### Aim of the exercise
Copy every record verbatim but exclude the pictures.

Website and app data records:
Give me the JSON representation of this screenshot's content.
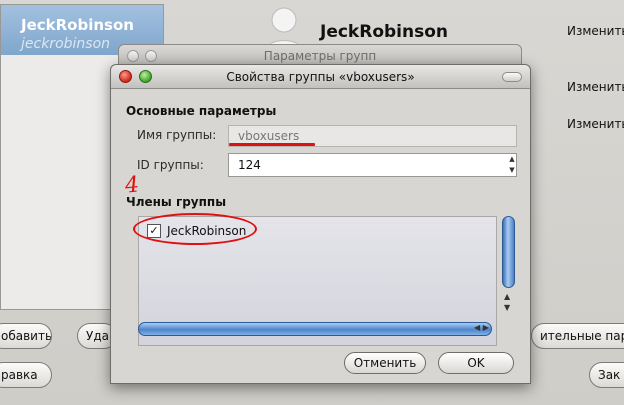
{
  "background": {
    "user_list": {
      "selected_name": "JeckRobinson",
      "selected_login": "jeckrobinson"
    },
    "header_name": "JeckRobinson",
    "change_links": [
      "Изменить",
      "Изменить",
      "Изменить"
    ],
    "buttons": {
      "add": "обавить",
      "delete": "Уда",
      "help": "равка",
      "advanced": "ительные пара",
      "close": "Зак"
    }
  },
  "back_dialog": {
    "title": "Параметры групп"
  },
  "dialog": {
    "title": "Свойства группы «vboxusers»",
    "basic_section": "Основные параметры",
    "group_name_label": "Имя группы:",
    "group_name_value": "vboxusers",
    "group_id_label": "ID группы:",
    "group_id_value": "124",
    "annotation": "4",
    "members_section": "Члены группы",
    "members": [
      {
        "name": "JeckRobinson",
        "checked": true
      }
    ],
    "cancel_label": "Отменить",
    "ok_label": "OK"
  },
  "colors": {
    "annotation_red": "#e01010",
    "scrollbar_blue": "#4f85cc",
    "selection_blue": "#8fb3d7"
  }
}
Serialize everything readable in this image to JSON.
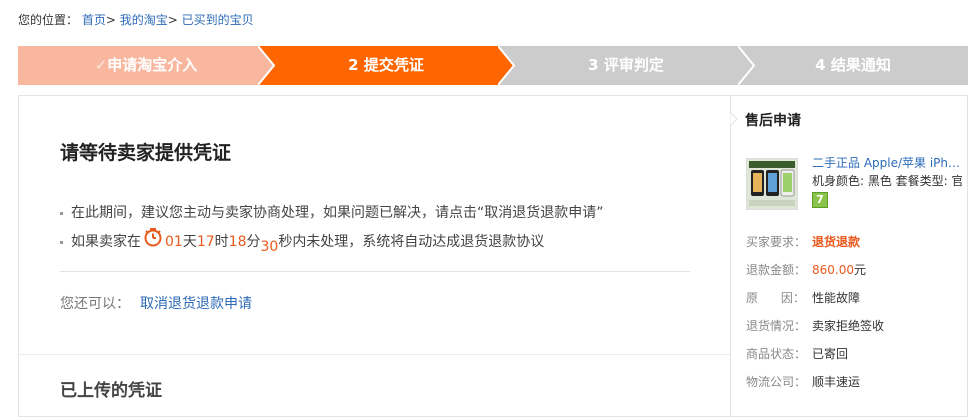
{
  "breadcrumb": {
    "prefix": "您的位置：",
    "items": [
      "首页",
      "我的淘宝",
      "已买到的宝贝"
    ],
    "sep": ">"
  },
  "steps": [
    {
      "label": "申请淘宝介入",
      "state": "done",
      "check": "✓"
    },
    {
      "label": "2  提交凭证",
      "state": "active"
    },
    {
      "label": "3  评审判定",
      "state": "todo"
    },
    {
      "label": "4  结果通知",
      "state": "todo"
    }
  ],
  "colors": {
    "done": "#f9b7a0",
    "active": "#ff6600",
    "todo": "#cccccc",
    "accent": "#e85a1d",
    "link": "#2d6bb7"
  },
  "main": {
    "title": "请等待卖家提供凭证",
    "tip1": "在此期间，建议您主动与卖家协商处理，如果问题已解决，请点击“取消退货退款申请”",
    "tip2_prefix": "如果卖家在",
    "countdown": {
      "days": "01",
      "days_unit": "天",
      "hours": "17",
      "hours_unit": "时",
      "minutes": "18",
      "minutes_unit": "分",
      "seconds": "30",
      "seconds_unit": "秒"
    },
    "tip2_suffix": "内未处理，系统将自动达成退货退款协议",
    "also_label": "您还可以：",
    "cancel_link": "取消退货退款申请",
    "uploaded_title": "已上传的凭证"
  },
  "side": {
    "title": "售后申请",
    "product_title": "二手正品 Apple/苹果 iPhone",
    "product_attr": "机身颜色: 黑色  套餐类型: 官方标配",
    "badge": "7",
    "fields": [
      {
        "k": "买家要求：",
        "v": "退货退款",
        "style": "strong"
      },
      {
        "k": "退款金额：",
        "v": "860.00",
        "unit": "元",
        "style": "amount"
      },
      {
        "k": "原      因：",
        "v": "性能故障"
      },
      {
        "k": "退货情况：",
        "v": "卖家拒绝签收"
      },
      {
        "k": "商品状态：",
        "v": "已寄回"
      },
      {
        "k": "物流公司：",
        "v": "顺丰速运"
      }
    ]
  }
}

### Task answer
Give me the JSON representation of this screenshot's content.
{
  "background": {
    "user_list": {
      "selected_name": "JeckRobinson",
      "selected_login": "jeckrobinson"
    },
    "header_name": "JeckRobinson",
    "change_links": [
      "Изменить",
      "Изменить",
      "Изменить"
    ],
    "buttons": {
      "add": "обавить",
      "delete": "Уда",
      "help": "равка",
      "advanced": "ительные пара",
      "close": "Зак"
    }
  },
  "back_dialog": {
    "title": "Параметры групп"
  },
  "dialog": {
    "title": "Свойства группы «vboxusers»",
    "basic_section": "Основные параметры",
    "group_name_label": "Имя группы:",
    "group_name_value": "vboxusers",
    "group_id_label": "ID группы:",
    "group_id_value": "124",
    "annotation": "4",
    "members_section": "Члены группы",
    "members": [
      {
        "name": "JeckRobinson",
        "checked": true
      }
    ],
    "cancel_label": "Отменить",
    "ok_label": "OK"
  },
  "colors": {
    "annotation_red": "#e01010",
    "scrollbar_blue": "#4f85cc",
    "selection_blue": "#8fb3d7"
  }
}
Serialize everything readable in this image to JSON.
{
  "breadcrumb": {
    "prefix": "您的位置：",
    "items": [
      "首页",
      "我的淘宝",
      "已买到的宝贝"
    ],
    "sep": ">"
  },
  "steps": [
    {
      "label": "申请淘宝介入",
      "state": "done",
      "check": "✓"
    },
    {
      "label": "2  提交凭证",
      "state": "active"
    },
    {
      "label": "3  评审判定",
      "state": "todo"
    },
    {
      "label": "4  结果通知",
      "state": "todo"
    }
  ],
  "colors": {
    "done": "#f9b7a0",
    "active": "#ff6600",
    "todo": "#cccccc",
    "accent": "#e85a1d",
    "link": "#2d6bb7"
  },
  "main": {
    "title": "请等待卖家提供凭证",
    "tip1": "在此期间，建议您主动与卖家协商处理，如果问题已解决，请点击“取消退货退款申请”",
    "tip2_prefix": "如果卖家在",
    "countdown": {
      "days": "01",
      "days_unit": "天",
      "hours": "17",
      "hours_unit": "时",
      "minutes": "18",
      "minutes_unit": "分",
      "seconds": "30",
      "seconds_unit": "秒"
    },
    "tip2_suffix": "内未处理，系统将自动达成退货退款协议",
    "also_label": "您还可以：",
    "cancel_link": "取消退货退款申请",
    "uploaded_title": "已上传的凭证"
  },
  "side": {
    "title": "售后申请",
    "product_title": "二手正品 Apple/苹果 iPhone",
    "product_attr": "机身颜色: 黑色  套餐类型: 官方标配",
    "badge": "7",
    "fields": [
      {
        "k": "买家要求：",
        "v": "退货退款",
        "style": "strong"
      },
      {
        "k": "退款金额：",
        "v": "860.00",
        "unit": "元",
        "style": "amount"
      },
      {
        "k": "原      因：",
        "v": "性能故障"
      },
      {
        "k": "退货情况：",
        "v": "卖家拒绝签收"
      },
      {
        "k": "商品状态：",
        "v": "已寄回"
      },
      {
        "k": "物流公司：",
        "v": "顺丰速运"
      }
    ]
  }
}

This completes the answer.